OLED TVs could look quite different in a few years time compared to today. While OLED is generally considered the big TV tech of the moment, with its ‘infinite’ contrast ratio, color accuracy, and deep blacks, there’s no denying that it won’t stay top dog forever – at least, not without some further innovations beyond the capabilities of its picture.
Not long after we heard from Panasonic that the picture quality of its OLED sets had pretty much peaked, we got the opportunity to speak with the CEO and co-founder of OTI Lumionics, Michael Helander, about the technical advancements that could up-end the way we interact with OLED TVs in the future – including baked-in sensors for tracking our eyes, heads and hands.
- What is OLED? The TV panel tech explained
First, some background: OTI Lumionics is a specialty materials company, one that works across the electronics industry to, as its CEO puts it, “help drive new user experiences” beyond the iterative improvements we usually see in TV makers’ annual product ranges.

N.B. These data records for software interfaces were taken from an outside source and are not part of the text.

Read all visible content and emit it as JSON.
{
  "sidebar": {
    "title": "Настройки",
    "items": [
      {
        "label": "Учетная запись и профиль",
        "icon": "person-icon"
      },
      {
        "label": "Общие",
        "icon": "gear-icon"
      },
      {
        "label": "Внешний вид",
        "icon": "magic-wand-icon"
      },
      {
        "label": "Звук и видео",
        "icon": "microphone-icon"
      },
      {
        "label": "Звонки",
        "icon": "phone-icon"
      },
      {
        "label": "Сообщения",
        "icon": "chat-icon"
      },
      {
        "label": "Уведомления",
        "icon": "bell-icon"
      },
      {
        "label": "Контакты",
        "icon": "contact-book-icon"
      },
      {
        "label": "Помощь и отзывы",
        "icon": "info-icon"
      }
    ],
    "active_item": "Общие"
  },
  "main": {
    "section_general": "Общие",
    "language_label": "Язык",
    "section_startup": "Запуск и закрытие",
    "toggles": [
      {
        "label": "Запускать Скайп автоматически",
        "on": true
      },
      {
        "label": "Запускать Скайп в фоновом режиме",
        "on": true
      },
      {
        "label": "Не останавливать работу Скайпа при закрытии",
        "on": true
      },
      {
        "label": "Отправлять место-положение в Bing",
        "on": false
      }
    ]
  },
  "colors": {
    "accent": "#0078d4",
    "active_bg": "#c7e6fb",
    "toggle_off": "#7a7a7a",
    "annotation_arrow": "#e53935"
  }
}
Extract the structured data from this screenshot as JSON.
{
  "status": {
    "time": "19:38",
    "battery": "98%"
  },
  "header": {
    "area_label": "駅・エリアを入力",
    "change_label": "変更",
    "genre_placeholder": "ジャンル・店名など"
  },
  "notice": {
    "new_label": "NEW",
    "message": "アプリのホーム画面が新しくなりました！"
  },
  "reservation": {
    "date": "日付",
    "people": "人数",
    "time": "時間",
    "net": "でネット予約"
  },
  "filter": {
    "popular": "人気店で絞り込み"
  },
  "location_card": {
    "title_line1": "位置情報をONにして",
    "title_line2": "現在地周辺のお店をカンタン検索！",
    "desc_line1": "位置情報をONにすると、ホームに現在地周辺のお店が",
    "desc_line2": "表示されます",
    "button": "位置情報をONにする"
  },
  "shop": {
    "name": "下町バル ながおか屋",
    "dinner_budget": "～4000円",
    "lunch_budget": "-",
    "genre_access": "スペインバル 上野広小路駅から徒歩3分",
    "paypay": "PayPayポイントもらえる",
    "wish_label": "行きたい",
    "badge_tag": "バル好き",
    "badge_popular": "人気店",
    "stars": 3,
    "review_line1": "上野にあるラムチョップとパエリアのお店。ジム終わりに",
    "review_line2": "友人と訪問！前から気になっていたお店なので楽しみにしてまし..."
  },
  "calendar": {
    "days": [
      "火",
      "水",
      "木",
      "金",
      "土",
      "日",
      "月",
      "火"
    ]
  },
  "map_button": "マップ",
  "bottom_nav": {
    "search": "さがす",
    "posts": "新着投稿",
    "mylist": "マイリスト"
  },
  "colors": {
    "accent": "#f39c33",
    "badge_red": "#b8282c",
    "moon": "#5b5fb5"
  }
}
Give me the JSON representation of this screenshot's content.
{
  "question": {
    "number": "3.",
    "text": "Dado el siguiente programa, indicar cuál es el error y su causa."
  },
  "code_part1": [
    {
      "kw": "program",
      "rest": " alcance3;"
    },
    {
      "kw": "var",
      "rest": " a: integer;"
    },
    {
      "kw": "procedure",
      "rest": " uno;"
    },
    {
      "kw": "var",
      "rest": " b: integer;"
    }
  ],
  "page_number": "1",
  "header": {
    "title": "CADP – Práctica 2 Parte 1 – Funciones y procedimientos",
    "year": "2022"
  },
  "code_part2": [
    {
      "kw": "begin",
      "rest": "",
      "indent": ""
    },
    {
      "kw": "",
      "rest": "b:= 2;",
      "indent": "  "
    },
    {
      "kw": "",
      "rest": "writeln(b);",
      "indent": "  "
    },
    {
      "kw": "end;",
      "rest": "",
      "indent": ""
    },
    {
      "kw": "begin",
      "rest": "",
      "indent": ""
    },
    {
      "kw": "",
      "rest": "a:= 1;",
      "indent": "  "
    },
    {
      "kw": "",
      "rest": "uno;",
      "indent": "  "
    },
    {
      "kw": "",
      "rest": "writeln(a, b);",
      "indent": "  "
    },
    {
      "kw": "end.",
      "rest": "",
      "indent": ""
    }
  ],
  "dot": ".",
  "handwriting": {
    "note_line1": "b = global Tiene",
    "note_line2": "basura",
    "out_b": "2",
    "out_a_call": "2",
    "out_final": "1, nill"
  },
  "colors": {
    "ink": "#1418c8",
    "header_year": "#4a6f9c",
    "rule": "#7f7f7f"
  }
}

It receives a large amount of investment from LG Display, which is the only manufacturer of OLED panels for TVs, and clearly has a big stake in driving innovation in the space.
“We're really only focused on solutions to new user experiences, rather than, you know, helping to drive small incremental improvements to make your display slightly brighter, or slightly reduce power consumption,” says Helander. “That’s just not interesting from a user perspective.”
A whole new world
New TV ranges are often disappointing in the lack of big, substantive changes – in the 2021 LG TV range, for example, the major technical changes seem to be the introduction of a tripod TV stand and an OLED evo technology designed to make the Gallery Series OLED look marginally brighter. But what exactly can OTI or any of the major players in the TV space actually innovate in?
In Helander’s opinion, the most exciting development in OLED is “the integration of the display” with “different types of sensors and cameras."
This is something we see far more commonly in the world of smartphones, where a need for embedded front-facing cameras and facial recognition sensors have to grapple with a desire for all-screen, bezel-banishing designs. With the exception of so-called ‘notch’ cameras, where else can these things go, if not under the screen itself?
Helanda explains that, “In mobile phones we're starting to see the first generation of products with under-display cameras, directly integrated into the display and kind of hidden under active pixels. We’re anticipating some future products with under-display Face ID and other types of IR sensors too.”
But as we figure out how to do the same with OLED TVs, whole new opportunities for interfacing could open up. Helander tells us that “the ability to have a camera or built-in IR sensors that can track your eyes, your face, your hands… It opens up new possibilities for user interaction with the display and the content.”
It's OTI’s developments in cathode patterning, in particular – the process by which negatively-charged electrodes are latticed behind an OLED panel to channel electricity towards it – that are enabling under-display sensors, allowing for “total design freedom” when deciding how this layer of cathodes is made and arranged, and what can be placed in the gaps between them.
Why does this matter?
It’s unlikely that this will have much of an immediate impact on your souped-up home cinema, though Helander suggests that head-tracking could lead to spatial audio functionality, “the way that Apple has done with the AirPod Pros and AirPod Max, by tracking the position of your head. You could do the same thing in a home cinema setting, at least for an individual watching TV.”
It’s possible, too, that this could have an impact in the world of gaming, with sensors able to track your eyes, head, or gestures for navigating an in-game environment – as with the Microsoft Kinect camera for Xbox 360.
Helander admits the main use case for a TV screen packed with sensors and cameras is probably in “an office setting, for video conferencing [...] so that when you're looking at someone on the screen, you're actually looking at their eyes, they're looking at your eyes, and it becomes a much more engaging experience.”
“When you think about the size of the TV,” says Helander, “that's a really large area where you could put quite a lot of different sensors, even starting to get some depth mapping data, and other types of 3D scanning, just by having multiple sensors placed behind it this way.”
Of course, manufacturers will still have to pack those sensors in somewhere.
“With some of the designs you see from Sony, there's still a large box of electronics mounted at the back of the panel, in the centre region, where you could accommodate a lot of those sensors, and still have the edge of the panel be very thin.
“Or, if you look at the ‘wallpaper-thin’ LG WX OLED, that may be a little bit more difficult to integrate certain types of sensors and optics – but of course people are getting better and better at squeezing down the space that all of these types of sensors need for smartphones, as there are limitations on just how much physical space you have in a very slim phone. So again I think a lot of the technology there is going to get adopted into the largest size panels.”
The exact uses of these sensors is unclear at the moment, and we expect it will be quite a few years before they come baked into the average home television. It’s obvious, though, that new ways of interfacing with our devices are emerging, and it’s only a matter of time before a mainstream product makes a strong case for them.
- Head to our guide for the best OLED TVs